Required work
Return the listing below exactly as it stands. Pictures stay out.

Study material
..............................
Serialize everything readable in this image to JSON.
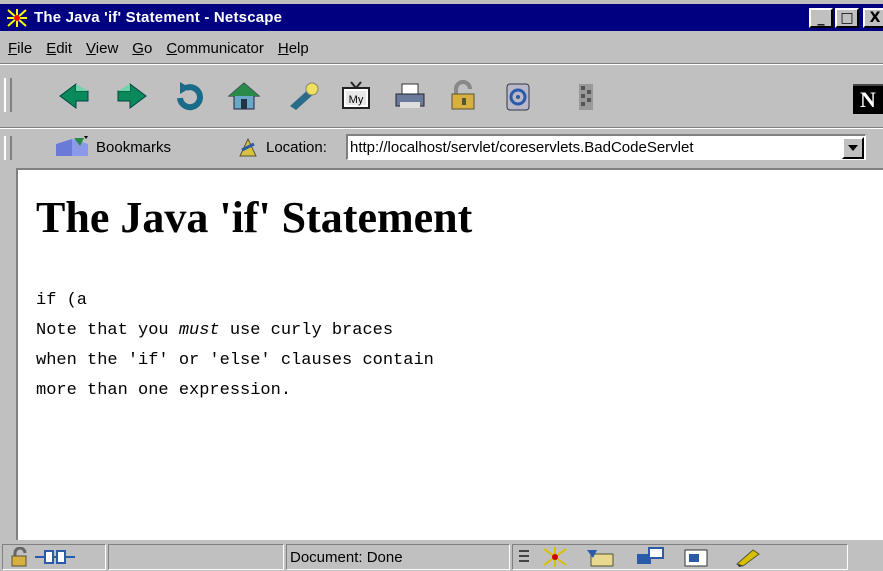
{
  "window": {
    "title": "The Java 'if' Statement - Netscape",
    "buttons": {
      "minimize": "_",
      "maximize": "□",
      "close": "X"
    }
  },
  "menu": {
    "items": [
      {
        "mn": "F",
        "rest": "ile"
      },
      {
        "mn": "E",
        "rest": "dit"
      },
      {
        "mn": "V",
        "rest": "iew"
      },
      {
        "mn": "G",
        "rest": "o"
      },
      {
        "mn": "C",
        "rest": "ommunicator"
      },
      {
        "mn": "H",
        "rest": "elp"
      }
    ]
  },
  "toolbar": {
    "buttons": [
      "back-icon",
      "forward-icon",
      "reload-icon",
      "home-icon",
      "search-icon",
      "guide-icon",
      "print-icon",
      "security-icon",
      "shop-icon",
      "stop-icon"
    ],
    "logo": "N"
  },
  "location_bar": {
    "bookmarks_label": "Bookmarks",
    "location_label": "Location:",
    "url": "http://localhost/servlet/coreservlets.BadCodeServlet"
  },
  "page": {
    "heading": "The Java 'if' Statement",
    "code_line1": "if (a",
    "code_line2_before": "Note that you ",
    "code_line2_em": "must",
    "code_line2_after": " use curly braces",
    "code_line3": "when the 'if' or 'else' clauses contain",
    "code_line4": "more than one expression."
  },
  "status_bar": {
    "text": "Document: Done",
    "icons": [
      "lock-icon",
      "connection-icon",
      "component-navigator-icon",
      "messenger-icon",
      "mail-icon",
      "discussion-icon",
      "composer-icon"
    ]
  },
  "colors": {
    "titlebar": "#000080",
    "chrome": "#c0c0c0",
    "content_bg": "#ffffff"
  }
}
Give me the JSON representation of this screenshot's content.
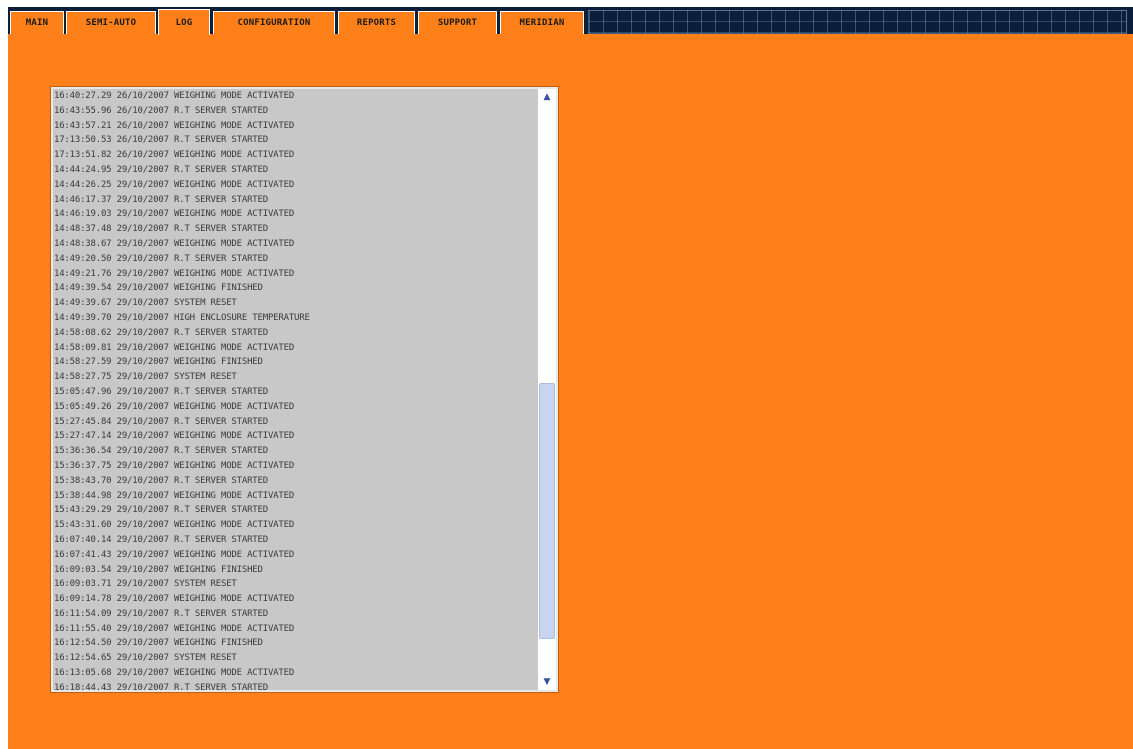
{
  "tabs": [
    {
      "label": "MAIN",
      "active": false
    },
    {
      "label": "SEMI-AUTO",
      "active": false
    },
    {
      "label": "LOG",
      "active": true
    },
    {
      "label": "CONFIGURATION",
      "active": false
    },
    {
      "label": "REPORTS",
      "active": false
    },
    {
      "label": "SUPPORT",
      "active": false
    },
    {
      "label": "MERIDIAN",
      "active": false
    }
  ],
  "log": {
    "lines": [
      "16:40:27.29 26/10/2007 WEIGHING MODE ACTIVATED",
      "16:43:55.96 26/10/2007 R.T SERVER STARTED",
      "16:43:57.21 26/10/2007 WEIGHING MODE ACTIVATED",
      "17:13:50.53 26/10/2007 R.T SERVER STARTED",
      "17:13:51.82 26/10/2007 WEIGHING MODE ACTIVATED",
      "14:44:24.95 29/10/2007 R.T SERVER STARTED",
      "14:44:26.25 29/10/2007 WEIGHING MODE ACTIVATED",
      "14:46:17.37 29/10/2007 R.T SERVER STARTED",
      "14:46:19.03 29/10/2007 WEIGHING MODE ACTIVATED",
      "14:48:37.48 29/10/2007 R.T SERVER STARTED",
      "14:48:38.67 29/10/2007 WEIGHING MODE ACTIVATED",
      "14:49:20.50 29/10/2007 R.T SERVER STARTED",
      "14:49:21.76 29/10/2007 WEIGHING MODE ACTIVATED",
      "14:49:39.54 29/10/2007 WEIGHING FINISHED",
      "14:49:39.67 29/10/2007 SYSTEM RESET",
      "14:49:39.70 29/10/2007 HIGH ENCLOSURE TEMPERATURE",
      "14:58:08.62 29/10/2007 R.T SERVER STARTED",
      "14:58:09.81 29/10/2007 WEIGHING MODE ACTIVATED",
      "14:58:27.59 29/10/2007 WEIGHING FINISHED",
      "14:58:27.75 29/10/2007 SYSTEM RESET",
      "15:05:47.96 29/10/2007 R.T SERVER STARTED",
      "15:05:49.26 29/10/2007 WEIGHING MODE ACTIVATED",
      "15:27:45.84 29/10/2007 R.T SERVER STARTED",
      "15:27:47.14 29/10/2007 WEIGHING MODE ACTIVATED",
      "15:36:36.54 29/10/2007 R.T SERVER STARTED",
      "15:36:37.75 29/10/2007 WEIGHING MODE ACTIVATED",
      "15:38:43.70 29/10/2007 R.T SERVER STARTED",
      "15:38:44.98 29/10/2007 WEIGHING MODE ACTIVATED",
      "15:43:29.29 29/10/2007 R.T SERVER STARTED",
      "15:43:31.60 29/10/2007 WEIGHING MODE ACTIVATED",
      "16:07:40.14 29/10/2007 R.T SERVER STARTED",
      "16:07:41.43 29/10/2007 WEIGHING MODE ACTIVATED",
      "16:09:03.54 29/10/2007 WEIGHING FINISHED",
      "16:09:03.71 29/10/2007 SYSTEM RESET",
      "16:09:14.78 29/10/2007 WEIGHING MODE ACTIVATED",
      "16:11:54.09 29/10/2007 R.T SERVER STARTED",
      "16:11:55.40 29/10/2007 WEIGHING MODE ACTIVATED",
      "16:12:54.50 29/10/2007 WEIGHING FINISHED",
      "16:12:54.65 29/10/2007 SYSTEM RESET",
      "16:13:05.68 29/10/2007 WEIGHING MODE ACTIVATED",
      "16:18:44.43 29/10/2007 R.T SERVER STARTED"
    ]
  },
  "scrollbar": {
    "up_icon": "chevron-up-icon",
    "down_icon": "chevron-down-icon"
  },
  "colors": {
    "panel": "#ff7f1a",
    "navy": "#0b1f3a",
    "log_background": "#c8c8c8"
  }
}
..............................
Written solution
Serialize everything readable in this image to JSON.
{
  "window": {
    "title": "The Java 'if' Statement - Netscape",
    "buttons": {
      "minimize": "_",
      "maximize": "□",
      "close": "X"
    }
  },
  "menu": {
    "items": [
      {
        "mn": "F",
        "rest": "ile"
      },
      {
        "mn": "E",
        "rest": "dit"
      },
      {
        "mn": "V",
        "rest": "iew"
      },
      {
        "mn": "G",
        "rest": "o"
      },
      {
        "mn": "C",
        "rest": "ommunicator"
      },
      {
        "mn": "H",
        "rest": "elp"
      }
    ]
  },
  "toolbar": {
    "buttons": [
      "back-icon",
      "forward-icon",
      "reload-icon",
      "home-icon",
      "search-icon",
      "guide-icon",
      "print-icon",
      "security-icon",
      "shop-icon",
      "stop-icon"
    ],
    "logo": "N"
  },
  "location_bar": {
    "bookmarks_label": "Bookmarks",
    "location_label": "Location:",
    "url": "http://localhost/servlet/coreservlets.BadCodeServlet"
  },
  "page": {
    "heading": "The Java 'if' Statement",
    "code_line1": "if (a",
    "code_line2_before": "Note that you ",
    "code_line2_em": "must",
    "code_line2_after": " use curly braces",
    "code_line3": "when the 'if' or 'else' clauses contain",
    "code_line4": "more than one expression."
  },
  "status_bar": {
    "text": "Document: Done",
    "icons": [
      "lock-icon",
      "connection-icon",
      "component-navigator-icon",
      "messenger-icon",
      "mail-icon",
      "discussion-icon",
      "composer-icon"
    ]
  },
  "colors": {
    "titlebar": "#000080",
    "chrome": "#c0c0c0",
    "content_bg": "#ffffff"
  }
}
Give me the JSON representation of this screenshot's content.
{
  "tabs": [
    {
      "label": "MAIN",
      "active": false
    },
    {
      "label": "SEMI-AUTO",
      "active": false
    },
    {
      "label": "LOG",
      "active": true
    },
    {
      "label": "CONFIGURATION",
      "active": false
    },
    {
      "label": "REPORTS",
      "active": false
    },
    {
      "label": "SUPPORT",
      "active": false
    },
    {
      "label": "MERIDIAN",
      "active": false
    }
  ],
  "log": {
    "lines": [
      "16:40:27.29 26/10/2007 WEIGHING MODE ACTIVATED",
      "16:43:55.96 26/10/2007 R.T SERVER STARTED",
      "16:43:57.21 26/10/2007 WEIGHING MODE ACTIVATED",
      "17:13:50.53 26/10/2007 R.T SERVER STARTED",
      "17:13:51.82 26/10/2007 WEIGHING MODE ACTIVATED",
      "14:44:24.95 29/10/2007 R.T SERVER STARTED",
      "14:44:26.25 29/10/2007 WEIGHING MODE ACTIVATED",
      "14:46:17.37 29/10/2007 R.T SERVER STARTED",
      "14:46:19.03 29/10/2007 WEIGHING MODE ACTIVATED",
      "14:48:37.48 29/10/2007 R.T SERVER STARTED",
      "14:48:38.67 29/10/2007 WEIGHING MODE ACTIVATED",
      "14:49:20.50 29/10/2007 R.T SERVER STARTED",
      "14:49:21.76 29/10/2007 WEIGHING MODE ACTIVATED",
      "14:49:39.54 29/10/2007 WEIGHING FINISHED",
      "14:49:39.67 29/10/2007 SYSTEM RESET",
      "14:49:39.70 29/10/2007 HIGH ENCLOSURE TEMPERATURE",
      "14:58:08.62 29/10/2007 R.T SERVER STARTED",
      "14:58:09.81 29/10/2007 WEIGHING MODE ACTIVATED",
      "14:58:27.59 29/10/2007 WEIGHING FINISHED",
      "14:58:27.75 29/10/2007 SYSTEM RESET",
      "15:05:47.96 29/10/2007 R.T SERVER STARTED",
      "15:05:49.26 29/10/2007 WEIGHING MODE ACTIVATED",
      "15:27:45.84 29/10/2007 R.T SERVER STARTED",
      "15:27:47.14 29/10/2007 WEIGHING MODE ACTIVATED",
      "15:36:36.54 29/10/2007 R.T SERVER STARTED",
      "15:36:37.75 29/10/2007 WEIGHING MODE ACTIVATED",
      "15:38:43.70 29/10/2007 R.T SERVER STARTED",
      "15:38:44.98 29/10/2007 WEIGHING MODE ACTIVATED",
      "15:43:29.29 29/10/2007 R.T SERVER STARTED",
      "15:43:31.60 29/10/2007 WEIGHING MODE ACTIVATED",
      "16:07:40.14 29/10/2007 R.T SERVER STARTED",
      "16:07:41.43 29/10/2007 WEIGHING MODE ACTIVATED",
      "16:09:03.54 29/10/2007 WEIGHING FINISHED",
      "16:09:03.71 29/10/2007 SYSTEM RESET",
      "16:09:14.78 29/10/2007 WEIGHING MODE ACTIVATED",
      "16:11:54.09 29/10/2007 R.T SERVER STARTED",
      "16:11:55.40 29/10/2007 WEIGHING MODE ACTIVATED",
      "16:12:54.50 29/10/2007 WEIGHING FINISHED",
      "16:12:54.65 29/10/2007 SYSTEM RESET",
      "16:13:05.68 29/10/2007 WEIGHING MODE ACTIVATED",
      "16:18:44.43 29/10/2007 R.T SERVER STARTED"
    ]
  },
  "scrollbar": {
    "up_icon": "chevron-up-icon",
    "down_icon": "chevron-down-icon"
  },
  "colors": {
    "panel": "#ff7f1a",
    "navy": "#0b1f3a",
    "log_background": "#c8c8c8"
  }
}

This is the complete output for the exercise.